Exercise data
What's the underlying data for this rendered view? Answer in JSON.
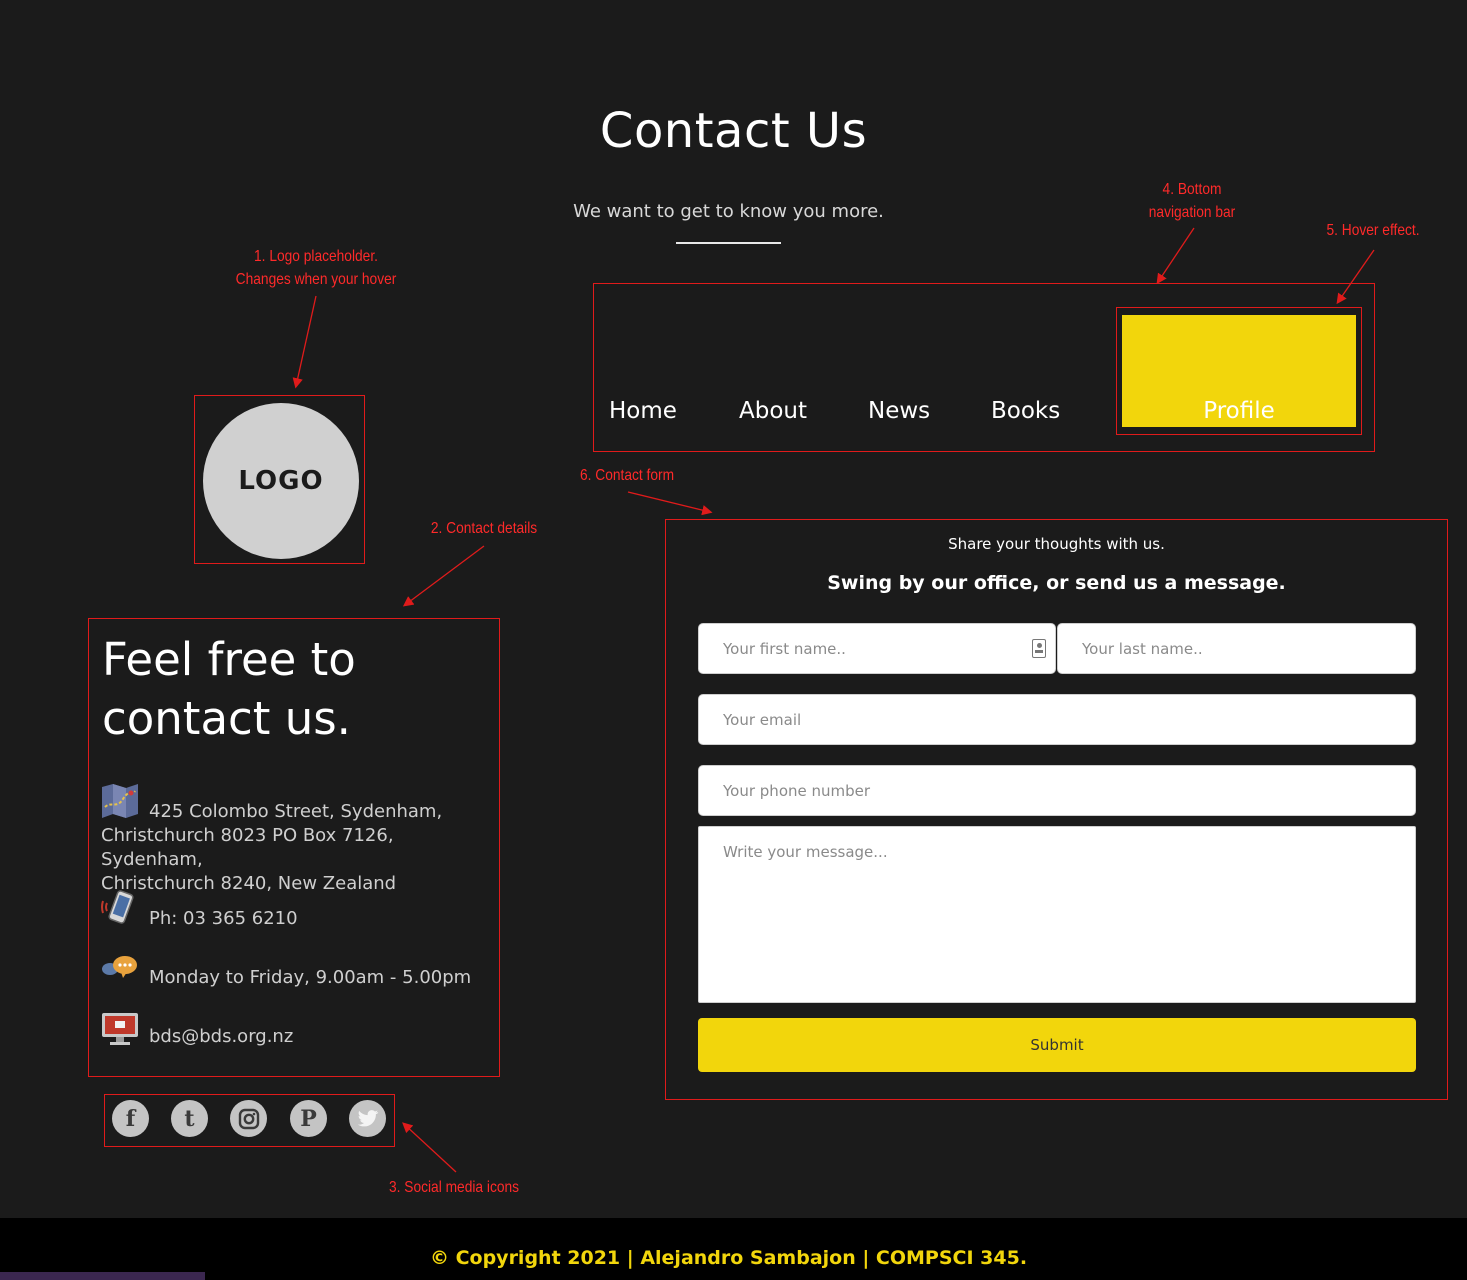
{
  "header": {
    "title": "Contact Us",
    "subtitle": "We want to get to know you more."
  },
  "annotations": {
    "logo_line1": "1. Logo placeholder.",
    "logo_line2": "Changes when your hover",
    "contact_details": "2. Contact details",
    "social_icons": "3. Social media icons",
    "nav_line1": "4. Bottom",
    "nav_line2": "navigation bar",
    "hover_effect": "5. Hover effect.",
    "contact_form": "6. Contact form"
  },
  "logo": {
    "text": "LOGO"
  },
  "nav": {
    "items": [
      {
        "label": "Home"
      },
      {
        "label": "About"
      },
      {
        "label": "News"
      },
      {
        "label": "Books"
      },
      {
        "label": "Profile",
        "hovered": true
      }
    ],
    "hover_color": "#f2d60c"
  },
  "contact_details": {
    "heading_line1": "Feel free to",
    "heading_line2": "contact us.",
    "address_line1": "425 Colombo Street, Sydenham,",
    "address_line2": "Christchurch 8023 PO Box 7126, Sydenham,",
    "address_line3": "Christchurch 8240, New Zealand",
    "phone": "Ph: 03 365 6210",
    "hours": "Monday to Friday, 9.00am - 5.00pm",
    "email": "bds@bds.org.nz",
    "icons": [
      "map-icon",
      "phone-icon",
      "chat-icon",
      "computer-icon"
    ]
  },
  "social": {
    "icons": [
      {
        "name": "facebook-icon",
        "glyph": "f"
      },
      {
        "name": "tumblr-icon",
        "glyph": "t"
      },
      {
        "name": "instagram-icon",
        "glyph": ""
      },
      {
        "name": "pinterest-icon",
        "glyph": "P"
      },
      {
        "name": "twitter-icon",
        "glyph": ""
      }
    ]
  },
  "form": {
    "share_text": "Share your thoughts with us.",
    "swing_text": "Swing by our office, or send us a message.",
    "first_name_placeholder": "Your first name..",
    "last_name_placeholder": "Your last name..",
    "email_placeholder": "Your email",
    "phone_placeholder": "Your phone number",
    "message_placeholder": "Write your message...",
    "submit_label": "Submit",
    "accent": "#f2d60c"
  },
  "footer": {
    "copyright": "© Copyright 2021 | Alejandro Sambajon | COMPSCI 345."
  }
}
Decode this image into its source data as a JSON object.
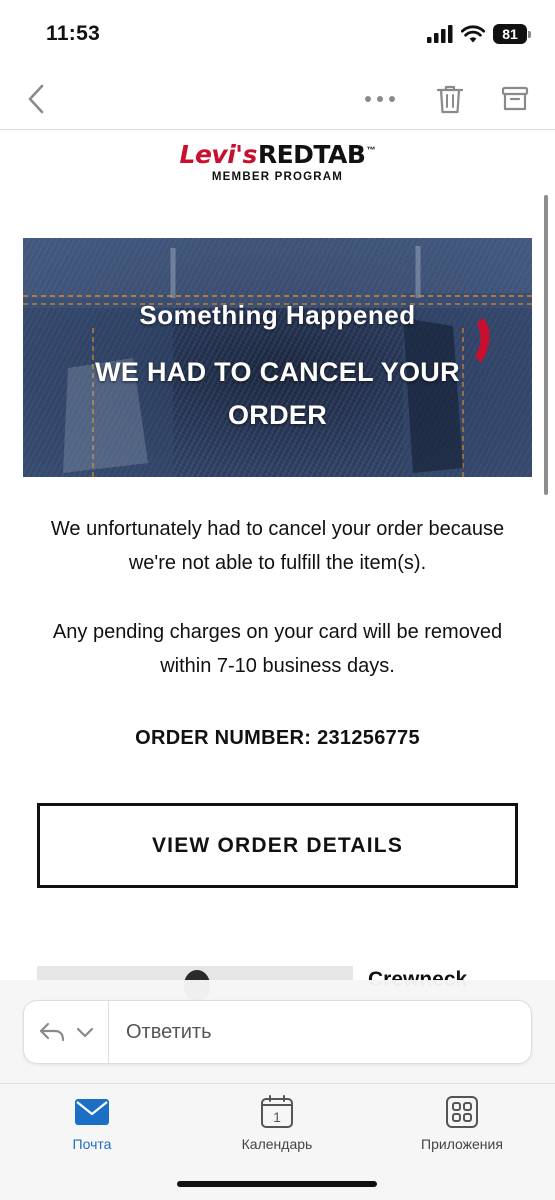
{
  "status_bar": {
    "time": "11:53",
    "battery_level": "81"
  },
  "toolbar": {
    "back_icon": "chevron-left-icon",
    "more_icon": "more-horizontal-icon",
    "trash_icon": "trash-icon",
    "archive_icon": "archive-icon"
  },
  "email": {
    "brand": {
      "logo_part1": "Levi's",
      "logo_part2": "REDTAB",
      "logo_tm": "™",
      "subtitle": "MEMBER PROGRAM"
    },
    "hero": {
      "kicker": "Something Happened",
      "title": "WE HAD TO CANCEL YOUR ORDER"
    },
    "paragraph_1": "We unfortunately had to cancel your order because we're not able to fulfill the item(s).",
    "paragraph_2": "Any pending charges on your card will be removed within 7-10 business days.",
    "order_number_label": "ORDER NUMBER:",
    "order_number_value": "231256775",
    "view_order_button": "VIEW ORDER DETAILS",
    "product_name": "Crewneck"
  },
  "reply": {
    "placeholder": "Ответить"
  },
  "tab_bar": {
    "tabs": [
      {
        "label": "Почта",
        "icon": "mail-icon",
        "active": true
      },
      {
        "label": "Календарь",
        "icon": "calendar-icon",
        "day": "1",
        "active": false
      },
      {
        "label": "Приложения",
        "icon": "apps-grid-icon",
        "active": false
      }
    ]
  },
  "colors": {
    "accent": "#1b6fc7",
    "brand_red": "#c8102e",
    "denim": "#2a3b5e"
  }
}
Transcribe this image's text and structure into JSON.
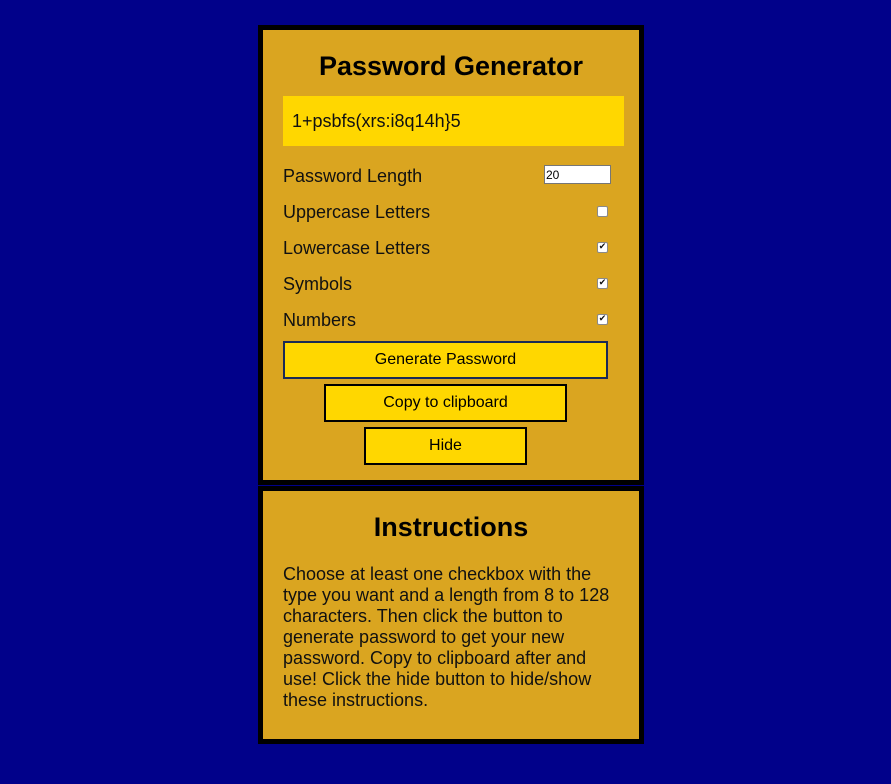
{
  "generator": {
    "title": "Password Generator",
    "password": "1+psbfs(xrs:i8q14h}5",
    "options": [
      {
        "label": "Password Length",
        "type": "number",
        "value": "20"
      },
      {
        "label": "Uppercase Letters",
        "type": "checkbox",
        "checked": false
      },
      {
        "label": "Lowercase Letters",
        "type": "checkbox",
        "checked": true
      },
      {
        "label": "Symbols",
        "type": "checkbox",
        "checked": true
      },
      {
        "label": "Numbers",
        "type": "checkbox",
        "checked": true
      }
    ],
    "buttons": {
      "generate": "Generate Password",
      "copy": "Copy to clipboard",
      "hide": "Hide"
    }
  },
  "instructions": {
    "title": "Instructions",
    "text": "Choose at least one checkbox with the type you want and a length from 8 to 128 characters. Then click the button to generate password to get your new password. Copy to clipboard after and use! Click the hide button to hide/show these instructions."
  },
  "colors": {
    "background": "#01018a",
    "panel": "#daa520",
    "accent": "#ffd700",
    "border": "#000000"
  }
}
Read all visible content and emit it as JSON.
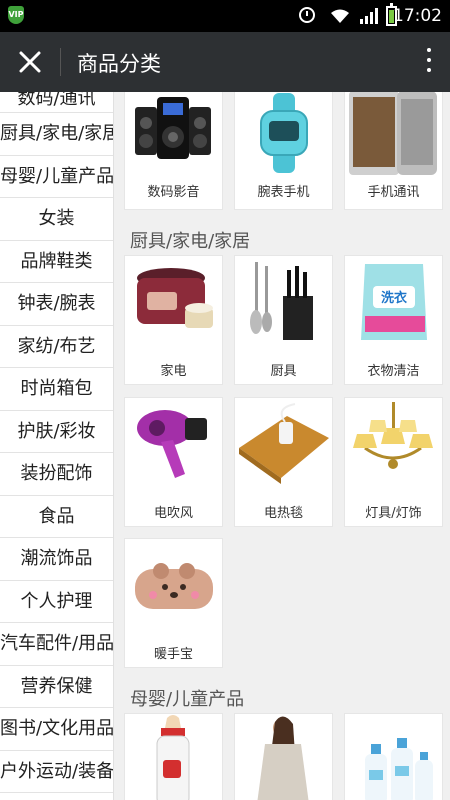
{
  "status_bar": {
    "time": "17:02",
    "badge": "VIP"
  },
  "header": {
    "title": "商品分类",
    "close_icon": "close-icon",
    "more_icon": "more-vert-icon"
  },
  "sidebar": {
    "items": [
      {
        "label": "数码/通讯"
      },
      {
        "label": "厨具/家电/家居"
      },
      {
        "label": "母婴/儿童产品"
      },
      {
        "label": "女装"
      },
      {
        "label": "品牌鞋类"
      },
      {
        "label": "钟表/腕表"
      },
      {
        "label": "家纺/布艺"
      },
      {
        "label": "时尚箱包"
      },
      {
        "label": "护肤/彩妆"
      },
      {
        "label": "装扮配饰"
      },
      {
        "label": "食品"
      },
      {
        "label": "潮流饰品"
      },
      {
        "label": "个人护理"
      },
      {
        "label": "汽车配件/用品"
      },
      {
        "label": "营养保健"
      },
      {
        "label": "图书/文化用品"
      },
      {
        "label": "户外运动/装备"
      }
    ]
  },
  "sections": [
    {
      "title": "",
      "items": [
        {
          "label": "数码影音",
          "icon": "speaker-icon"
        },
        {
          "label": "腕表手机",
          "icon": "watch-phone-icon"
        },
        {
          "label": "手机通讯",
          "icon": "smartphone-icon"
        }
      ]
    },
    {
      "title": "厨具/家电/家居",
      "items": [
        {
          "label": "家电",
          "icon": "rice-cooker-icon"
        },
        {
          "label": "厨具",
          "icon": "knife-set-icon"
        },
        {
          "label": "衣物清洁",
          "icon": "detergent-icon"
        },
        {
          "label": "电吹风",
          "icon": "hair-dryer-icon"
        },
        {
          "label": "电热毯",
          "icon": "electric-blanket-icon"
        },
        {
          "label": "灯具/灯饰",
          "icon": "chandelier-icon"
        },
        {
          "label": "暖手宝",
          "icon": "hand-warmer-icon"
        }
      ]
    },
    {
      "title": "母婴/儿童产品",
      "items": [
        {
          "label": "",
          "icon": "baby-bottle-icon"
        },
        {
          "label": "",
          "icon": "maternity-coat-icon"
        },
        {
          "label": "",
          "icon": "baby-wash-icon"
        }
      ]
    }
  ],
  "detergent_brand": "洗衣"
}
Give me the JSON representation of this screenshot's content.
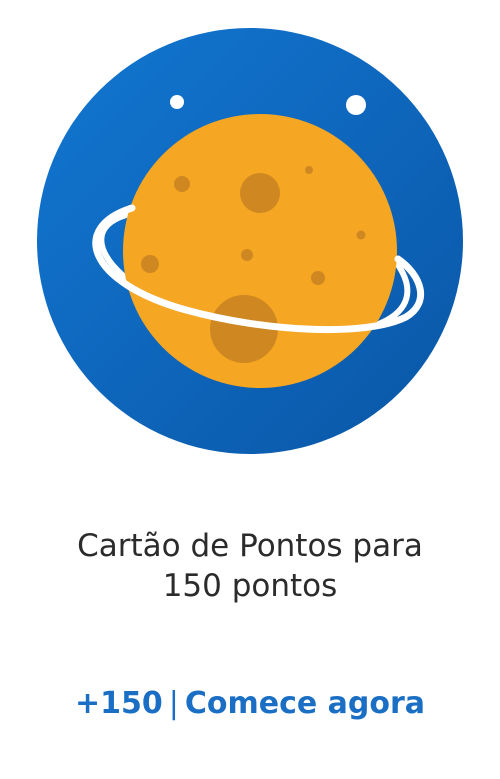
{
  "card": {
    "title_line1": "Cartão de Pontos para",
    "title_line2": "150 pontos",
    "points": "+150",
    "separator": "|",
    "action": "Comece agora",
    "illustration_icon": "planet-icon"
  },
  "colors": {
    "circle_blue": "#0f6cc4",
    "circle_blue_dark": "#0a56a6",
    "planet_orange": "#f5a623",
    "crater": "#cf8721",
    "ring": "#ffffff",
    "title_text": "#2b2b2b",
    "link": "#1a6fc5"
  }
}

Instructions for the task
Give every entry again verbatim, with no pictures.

Response to the task
What's the underlying data for this rendered view? Answer in JSON.
{
  "header": {
    "title": "Contact Us",
    "subtitle": "We want to get to know you more."
  },
  "annotations": {
    "logo_line1": "1. Logo placeholder.",
    "logo_line2": "Changes when your hover",
    "contact_details": "2. Contact details",
    "social_icons": "3. Social media icons",
    "nav_line1": "4. Bottom",
    "nav_line2": "navigation bar",
    "hover_effect": "5. Hover effect.",
    "contact_form": "6. Contact form"
  },
  "logo": {
    "text": "LOGO"
  },
  "nav": {
    "items": [
      {
        "label": "Home"
      },
      {
        "label": "About"
      },
      {
        "label": "News"
      },
      {
        "label": "Books"
      },
      {
        "label": "Profile",
        "hovered": true
      }
    ],
    "hover_color": "#f2d60c"
  },
  "contact_details": {
    "heading_line1": "Feel free to",
    "heading_line2": "contact us.",
    "address_line1": "425 Colombo Street, Sydenham,",
    "address_line2": "Christchurch 8023 PO Box 7126, Sydenham,",
    "address_line3": "Christchurch 8240, New Zealand",
    "phone": "Ph: 03 365 6210",
    "hours": "Monday to Friday, 9.00am - 5.00pm",
    "email": "bds@bds.org.nz",
    "icons": [
      "map-icon",
      "phone-icon",
      "chat-icon",
      "computer-icon"
    ]
  },
  "social": {
    "icons": [
      {
        "name": "facebook-icon",
        "glyph": "f"
      },
      {
        "name": "tumblr-icon",
        "glyph": "t"
      },
      {
        "name": "instagram-icon",
        "glyph": ""
      },
      {
        "name": "pinterest-icon",
        "glyph": "P"
      },
      {
        "name": "twitter-icon",
        "glyph": ""
      }
    ]
  },
  "form": {
    "share_text": "Share your thoughts with us.",
    "swing_text": "Swing by our office, or send us a message.",
    "first_name_placeholder": "Your first name..",
    "last_name_placeholder": "Your last name..",
    "email_placeholder": "Your email",
    "phone_placeholder": "Your phone number",
    "message_placeholder": "Write your message...",
    "submit_label": "Submit",
    "accent": "#f2d60c"
  },
  "footer": {
    "copyright": "© Copyright 2021 | Alejandro Sambajon | COMPSCI 345."
  }
}
Decode this image into its source data as a JSON object.
{
  "status_bar": {
    "time": "11:53",
    "battery_level": "81"
  },
  "toolbar": {
    "back_icon": "chevron-left-icon",
    "more_icon": "more-horizontal-icon",
    "trash_icon": "trash-icon",
    "archive_icon": "archive-icon"
  },
  "email": {
    "brand": {
      "logo_part1": "Levi's",
      "logo_part2": "REDTAB",
      "logo_tm": "™",
      "subtitle": "MEMBER PROGRAM"
    },
    "hero": {
      "kicker": "Something Happened",
      "title": "WE HAD TO CANCEL YOUR ORDER"
    },
    "paragraph_1": "We unfortunately had to cancel your order because we're not able to fulfill the item(s).",
    "paragraph_2": "Any pending charges on your card will be removed within 7-10 business days.",
    "order_number_label": "ORDER NUMBER:",
    "order_number_value": "231256775",
    "view_order_button": "VIEW ORDER DETAILS",
    "product_name": "Crewneck"
  },
  "reply": {
    "placeholder": "Ответить"
  },
  "tab_bar": {
    "tabs": [
      {
        "label": "Почта",
        "icon": "mail-icon",
        "active": true
      },
      {
        "label": "Календарь",
        "icon": "calendar-icon",
        "day": "1",
        "active": false
      },
      {
        "label": "Приложения",
        "icon": "apps-grid-icon",
        "active": false
      }
    ]
  },
  "colors": {
    "accent": "#1b6fc7",
    "brand_red": "#c8102e",
    "denim": "#2a3b5e"
  }
}
Transcribe this image's text and structure into JSON.
{
  "generator": {
    "title": "Password Generator",
    "password": "1+psbfs(xrs:i8q14h}5",
    "options": [
      {
        "label": "Password Length",
        "type": "number",
        "value": "20"
      },
      {
        "label": "Uppercase Letters",
        "type": "checkbox",
        "checked": false
      },
      {
        "label": "Lowercase Letters",
        "type": "checkbox",
        "checked": true
      },
      {
        "label": "Symbols",
        "type": "checkbox",
        "checked": true
      },
      {
        "label": "Numbers",
        "type": "checkbox",
        "checked": true
      }
    ],
    "buttons": {
      "generate": "Generate Password",
      "copy": "Copy to clipboard",
      "hide": "Hide"
    }
  },
  "instructions": {
    "title": "Instructions",
    "text": "Choose at least one checkbox with the type you want and a length from 8 to 128 characters. Then click the button to generate password to get your new password. Copy to clipboard after and use! Click the hide button to hide/show these instructions."
  },
  "colors": {
    "background": "#01018a",
    "panel": "#daa520",
    "accent": "#ffd700",
    "border": "#000000"
  }
}
Read all visible content and emit it as JSON.
{
  "status_bar": {
    "time": "17:02",
    "badge": "VIP"
  },
  "header": {
    "title": "商品分类",
    "close_icon": "close-icon",
    "more_icon": "more-vert-icon"
  },
  "sidebar": {
    "items": [
      {
        "label": "数码/通讯"
      },
      {
        "label": "厨具/家电/家居"
      },
      {
        "label": "母婴/儿童产品"
      },
      {
        "label": "女装"
      },
      {
        "label": "品牌鞋类"
      },
      {
        "label": "钟表/腕表"
      },
      {
        "label": "家纺/布艺"
      },
      {
        "label": "时尚箱包"
      },
      {
        "label": "护肤/彩妆"
      },
      {
        "label": "装扮配饰"
      },
      {
        "label": "食品"
      },
      {
        "label": "潮流饰品"
      },
      {
        "label": "个人护理"
      },
      {
        "label": "汽车配件/用品"
      },
      {
        "label": "营养保健"
      },
      {
        "label": "图书/文化用品"
      },
      {
        "label": "户外运动/装备"
      }
    ]
  },
  "sections": [
    {
      "title": "",
      "items": [
        {
          "label": "数码影音",
          "icon": "speaker-icon"
        },
        {
          "label": "腕表手机",
          "icon": "watch-phone-icon"
        },
        {
          "label": "手机通讯",
          "icon": "smartphone-icon"
        }
      ]
    },
    {
      "title": "厨具/家电/家居",
      "items": [
        {
          "label": "家电",
          "icon": "rice-cooker-icon"
        },
        {
          "label": "厨具",
          "icon": "knife-set-icon"
        },
        {
          "label": "衣物清洁",
          "icon": "detergent-icon"
        },
        {
          "label": "电吹风",
          "icon": "hair-dryer-icon"
        },
        {
          "label": "电热毯",
          "icon": "electric-blanket-icon"
        },
        {
          "label": "灯具/灯饰",
          "icon": "chandelier-icon"
        },
        {
          "label": "暖手宝",
          "icon": "hand-warmer-icon"
        }
      ]
    },
    {
      "title": "母婴/儿童产品",
      "items": [
        {
          "label": "",
          "icon": "baby-bottle-icon"
        },
        {
          "label": "",
          "icon": "maternity-coat-icon"
        },
        {
          "label": "",
          "icon": "baby-wash-icon"
        }
      ]
    }
  ],
  "detergent_brand": "洗衣"
}
Give me the JSON representation of this screenshot's content.
{
  "card": {
    "title_line1": "Cartão de Pontos para",
    "title_line2": "150 pontos",
    "points": "+150",
    "separator": "|",
    "action": "Comece agora",
    "illustration_icon": "planet-icon"
  },
  "colors": {
    "circle_blue": "#0f6cc4",
    "circle_blue_dark": "#0a56a6",
    "planet_orange": "#f5a623",
    "crater": "#cf8721",
    "ring": "#ffffff",
    "title_text": "#2b2b2b",
    "link": "#1a6fc5"
  }
}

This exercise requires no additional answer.